To leverage this information, assuming that for a particular engine module such as the HPC under consideration, M_{RC }number of root causes RC exist. In Table 1, for example, M_{RC}=5. If the RCs are denoted by RC_{1}, RC_{2}, . . . , RC_{M}_{RC}, an associated (nominal) coupling ratio, i.e., CR_{1}, CR_{2}, . . . , CR_{M}_{RC }is arrived at. These latter quantities are the couplings such as those contained in the Table 1. Having computed the expected variation in the efficiency and flow parameter (for this module), the uncertainties in each of the CRs, i.e., σ_{CR}_{1}, σ_{CR}_{2}, . . . , σ_{CR}_{MRC }may be computed (9). A Gaussian level-of-belief (lob) distribution is constructed for each of the RCs that will be centered around the coupling ratio CR_{i }and having variability σ_{CR}_{i}

where the abscissa is the estimate coupling ratio C{circumflex over (R)} and the ordinate is the level-of-belief (dimensionless) (step **130**). FIG. 3 shows a graphical illustration of these distributions.

Therefore, for a given estimated level of CR, an lob may be generated and the fault may be labeled as RC1, RC2, . . . etc.

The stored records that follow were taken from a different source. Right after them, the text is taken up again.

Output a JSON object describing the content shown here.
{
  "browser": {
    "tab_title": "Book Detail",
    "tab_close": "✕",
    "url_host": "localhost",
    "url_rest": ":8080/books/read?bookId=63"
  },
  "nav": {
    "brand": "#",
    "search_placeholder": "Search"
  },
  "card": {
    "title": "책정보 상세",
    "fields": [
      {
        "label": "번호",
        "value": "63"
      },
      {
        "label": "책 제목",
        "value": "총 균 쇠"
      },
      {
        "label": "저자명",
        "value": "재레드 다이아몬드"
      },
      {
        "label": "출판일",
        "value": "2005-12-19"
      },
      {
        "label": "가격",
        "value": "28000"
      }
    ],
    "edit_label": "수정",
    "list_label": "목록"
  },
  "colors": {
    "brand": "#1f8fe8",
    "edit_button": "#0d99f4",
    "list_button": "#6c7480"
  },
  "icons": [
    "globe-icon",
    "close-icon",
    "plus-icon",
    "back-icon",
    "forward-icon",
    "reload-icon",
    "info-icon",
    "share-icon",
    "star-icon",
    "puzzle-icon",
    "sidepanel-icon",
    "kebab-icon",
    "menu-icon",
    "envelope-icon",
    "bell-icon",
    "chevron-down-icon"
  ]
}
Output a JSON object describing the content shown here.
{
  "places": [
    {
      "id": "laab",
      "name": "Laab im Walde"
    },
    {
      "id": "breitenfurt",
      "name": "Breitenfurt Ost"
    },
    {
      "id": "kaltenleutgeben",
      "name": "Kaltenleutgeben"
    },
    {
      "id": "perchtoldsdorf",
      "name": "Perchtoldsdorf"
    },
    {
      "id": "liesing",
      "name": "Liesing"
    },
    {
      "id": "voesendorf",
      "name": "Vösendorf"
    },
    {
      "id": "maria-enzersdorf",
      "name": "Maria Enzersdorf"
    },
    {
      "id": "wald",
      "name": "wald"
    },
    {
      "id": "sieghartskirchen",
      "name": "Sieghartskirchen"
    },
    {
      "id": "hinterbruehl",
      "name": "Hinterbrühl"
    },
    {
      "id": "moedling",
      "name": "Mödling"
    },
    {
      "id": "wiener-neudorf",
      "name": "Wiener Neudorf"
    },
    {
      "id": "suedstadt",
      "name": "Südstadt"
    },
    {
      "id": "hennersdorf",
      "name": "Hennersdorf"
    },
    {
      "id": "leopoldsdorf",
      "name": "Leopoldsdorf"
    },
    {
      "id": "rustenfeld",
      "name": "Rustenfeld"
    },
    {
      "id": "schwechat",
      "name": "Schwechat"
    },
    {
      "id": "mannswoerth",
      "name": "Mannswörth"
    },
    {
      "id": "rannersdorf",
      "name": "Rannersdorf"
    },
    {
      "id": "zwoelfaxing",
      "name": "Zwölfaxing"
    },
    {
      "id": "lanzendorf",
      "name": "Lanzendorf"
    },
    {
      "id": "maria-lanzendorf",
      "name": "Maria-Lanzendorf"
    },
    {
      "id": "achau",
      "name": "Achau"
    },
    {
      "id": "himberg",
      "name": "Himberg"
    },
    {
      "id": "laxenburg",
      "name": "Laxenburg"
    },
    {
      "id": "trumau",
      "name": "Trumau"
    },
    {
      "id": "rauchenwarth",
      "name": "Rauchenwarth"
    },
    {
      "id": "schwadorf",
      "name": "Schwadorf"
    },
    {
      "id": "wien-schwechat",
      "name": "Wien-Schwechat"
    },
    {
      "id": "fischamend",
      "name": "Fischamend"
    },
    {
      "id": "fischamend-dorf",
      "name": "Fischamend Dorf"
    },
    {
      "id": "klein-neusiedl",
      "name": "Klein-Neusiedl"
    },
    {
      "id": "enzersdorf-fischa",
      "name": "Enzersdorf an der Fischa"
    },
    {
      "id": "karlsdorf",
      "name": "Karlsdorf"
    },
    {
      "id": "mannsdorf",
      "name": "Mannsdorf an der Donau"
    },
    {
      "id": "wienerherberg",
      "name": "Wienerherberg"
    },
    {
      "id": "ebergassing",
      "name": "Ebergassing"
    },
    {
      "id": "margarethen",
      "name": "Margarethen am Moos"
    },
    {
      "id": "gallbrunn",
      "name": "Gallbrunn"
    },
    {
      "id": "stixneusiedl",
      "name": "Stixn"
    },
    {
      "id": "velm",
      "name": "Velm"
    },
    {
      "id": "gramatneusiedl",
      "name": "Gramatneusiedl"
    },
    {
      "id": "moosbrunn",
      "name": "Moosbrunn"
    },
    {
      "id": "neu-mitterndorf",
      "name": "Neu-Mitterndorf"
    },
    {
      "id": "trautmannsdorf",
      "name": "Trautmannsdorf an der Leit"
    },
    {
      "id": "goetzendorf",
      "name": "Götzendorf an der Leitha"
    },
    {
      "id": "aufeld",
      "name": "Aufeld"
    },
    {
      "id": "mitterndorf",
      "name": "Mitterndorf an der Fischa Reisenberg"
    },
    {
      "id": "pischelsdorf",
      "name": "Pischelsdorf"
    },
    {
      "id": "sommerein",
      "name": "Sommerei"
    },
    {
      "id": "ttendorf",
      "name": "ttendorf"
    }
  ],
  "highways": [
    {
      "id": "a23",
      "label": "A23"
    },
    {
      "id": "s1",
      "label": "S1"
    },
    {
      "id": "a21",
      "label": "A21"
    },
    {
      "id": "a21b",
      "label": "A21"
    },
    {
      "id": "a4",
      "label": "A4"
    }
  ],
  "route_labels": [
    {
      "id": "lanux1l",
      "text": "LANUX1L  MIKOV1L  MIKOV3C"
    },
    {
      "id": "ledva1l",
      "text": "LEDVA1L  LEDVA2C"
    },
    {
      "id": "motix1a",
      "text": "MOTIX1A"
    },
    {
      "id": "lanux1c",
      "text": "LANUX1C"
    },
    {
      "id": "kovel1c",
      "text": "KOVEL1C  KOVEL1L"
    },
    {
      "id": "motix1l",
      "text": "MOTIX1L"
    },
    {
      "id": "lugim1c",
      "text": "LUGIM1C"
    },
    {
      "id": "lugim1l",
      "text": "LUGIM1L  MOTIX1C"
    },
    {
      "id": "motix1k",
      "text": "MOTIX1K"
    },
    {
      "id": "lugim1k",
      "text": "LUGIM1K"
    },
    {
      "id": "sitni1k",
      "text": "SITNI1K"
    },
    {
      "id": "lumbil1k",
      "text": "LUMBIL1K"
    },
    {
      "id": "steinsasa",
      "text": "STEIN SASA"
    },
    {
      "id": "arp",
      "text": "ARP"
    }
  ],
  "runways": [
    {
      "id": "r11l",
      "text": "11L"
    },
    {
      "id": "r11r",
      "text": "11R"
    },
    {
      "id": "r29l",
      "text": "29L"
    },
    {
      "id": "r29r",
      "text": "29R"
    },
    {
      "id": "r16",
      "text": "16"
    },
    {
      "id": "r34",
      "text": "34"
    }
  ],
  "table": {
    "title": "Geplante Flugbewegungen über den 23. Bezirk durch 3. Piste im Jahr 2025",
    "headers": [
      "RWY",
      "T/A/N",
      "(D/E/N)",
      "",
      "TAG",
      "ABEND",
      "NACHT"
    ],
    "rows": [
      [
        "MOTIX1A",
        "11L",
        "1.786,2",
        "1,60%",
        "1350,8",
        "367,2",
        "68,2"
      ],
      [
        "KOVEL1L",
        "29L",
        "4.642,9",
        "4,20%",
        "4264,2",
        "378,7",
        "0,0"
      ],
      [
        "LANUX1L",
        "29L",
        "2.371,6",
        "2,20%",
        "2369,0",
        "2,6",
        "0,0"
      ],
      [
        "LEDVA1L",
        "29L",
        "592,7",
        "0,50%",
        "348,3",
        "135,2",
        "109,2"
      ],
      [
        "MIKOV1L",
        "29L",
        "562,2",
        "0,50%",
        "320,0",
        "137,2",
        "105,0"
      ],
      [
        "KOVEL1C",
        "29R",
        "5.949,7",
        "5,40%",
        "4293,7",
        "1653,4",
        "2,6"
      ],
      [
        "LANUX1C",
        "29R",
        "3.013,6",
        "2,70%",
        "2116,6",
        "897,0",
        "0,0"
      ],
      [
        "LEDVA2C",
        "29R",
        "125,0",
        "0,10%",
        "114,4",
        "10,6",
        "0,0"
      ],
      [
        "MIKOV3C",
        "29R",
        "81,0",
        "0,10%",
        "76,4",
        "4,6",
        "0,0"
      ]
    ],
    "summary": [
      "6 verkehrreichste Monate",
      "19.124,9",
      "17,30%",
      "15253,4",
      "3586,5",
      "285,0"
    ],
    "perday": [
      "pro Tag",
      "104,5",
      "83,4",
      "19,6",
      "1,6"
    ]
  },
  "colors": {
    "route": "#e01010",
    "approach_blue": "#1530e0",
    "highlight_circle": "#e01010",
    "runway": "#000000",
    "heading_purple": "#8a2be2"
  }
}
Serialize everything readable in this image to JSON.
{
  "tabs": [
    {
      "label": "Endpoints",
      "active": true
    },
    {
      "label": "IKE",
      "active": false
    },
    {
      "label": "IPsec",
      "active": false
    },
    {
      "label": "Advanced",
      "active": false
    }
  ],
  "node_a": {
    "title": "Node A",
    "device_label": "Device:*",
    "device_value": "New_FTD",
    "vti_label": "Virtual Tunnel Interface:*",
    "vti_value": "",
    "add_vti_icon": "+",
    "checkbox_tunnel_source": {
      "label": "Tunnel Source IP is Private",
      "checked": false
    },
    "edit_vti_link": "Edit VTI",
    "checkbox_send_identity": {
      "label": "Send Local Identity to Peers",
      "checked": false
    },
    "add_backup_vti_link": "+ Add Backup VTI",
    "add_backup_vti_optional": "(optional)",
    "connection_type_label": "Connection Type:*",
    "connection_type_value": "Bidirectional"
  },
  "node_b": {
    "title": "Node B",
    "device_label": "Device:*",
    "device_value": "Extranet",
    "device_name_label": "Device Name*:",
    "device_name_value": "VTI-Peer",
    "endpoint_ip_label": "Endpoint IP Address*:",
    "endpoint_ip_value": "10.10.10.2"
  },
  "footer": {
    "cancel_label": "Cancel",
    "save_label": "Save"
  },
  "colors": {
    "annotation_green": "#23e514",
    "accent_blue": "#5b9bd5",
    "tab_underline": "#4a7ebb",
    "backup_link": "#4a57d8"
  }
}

To compute a level of confidence associated with the statement that the fault is the k^{th }root cause RC_{k}, the lob may be divided by the sum of all the lobs across the entire set of RCs. In this way, a level of confidence is generated (step **135**).

For example, if the faults illustrated in Table 1 and the sample variability (standard deviation) shown in FIG. 2 are considered, a table of confidence levels as a function of estimated CR (C{circumflex over (R)}) may be generated and an assumed level of estimated efficiency of 2% (Δ{circumflex over (η)}). The result is shown in FIG. 4A in tabular form. The table was produced using (9), (10) and (11) with assumed (illustrative) values of Δ{circumflex over (η)}=2%, σ_{Δ{circumflex over (η)}}^{2}=0.08 and σ_{ΔF{circumflex over (P)}}^{2}=0.27.

For example, if the estimated coupling ratio CR was 0.8, a result of 50.5% confidence of a 5th rotor problem, a 26.7% confidence that all rotors were affected, a 15.9% confidence that it was an 8-12 rotor problem, etc., would be derived. The sum of the row of confidences is 100%. From Table 1, 0.83 was the nominal coupling ratio CR value for a 5th rotor problem. The 50.5% confidence reflects the uncertainty induced by the measurements and the diagnostic system. Selecting the root cause having the maximum confidence (step **140**) would yield a selection of the 5^{th }stage rotor in this example. Alternative, RCs may be combined to yield a higher confidence hypothesis, for example, a 77.2% (50.5%+26.7%) confidence indicates that the problem is with either the 5^{th }stage or all of the rotors.

Likewise, if instead, a 4% shift in efficiency (Δ{circumflex over (η)}) was assessed, a new table of values as shown in FIG. 4B would be assembled. Here, the same CR value of 0.80 would yield a confidence of 91.9% for a 5th rotor fault which is a considerable improvement.

One or more embodiments of the present invention have been described. Nevertheless, it will be understood that various modifications may be made without departing from the spirit and scope of the invention. Accordingly, other embodiments are within the scope of the following claims.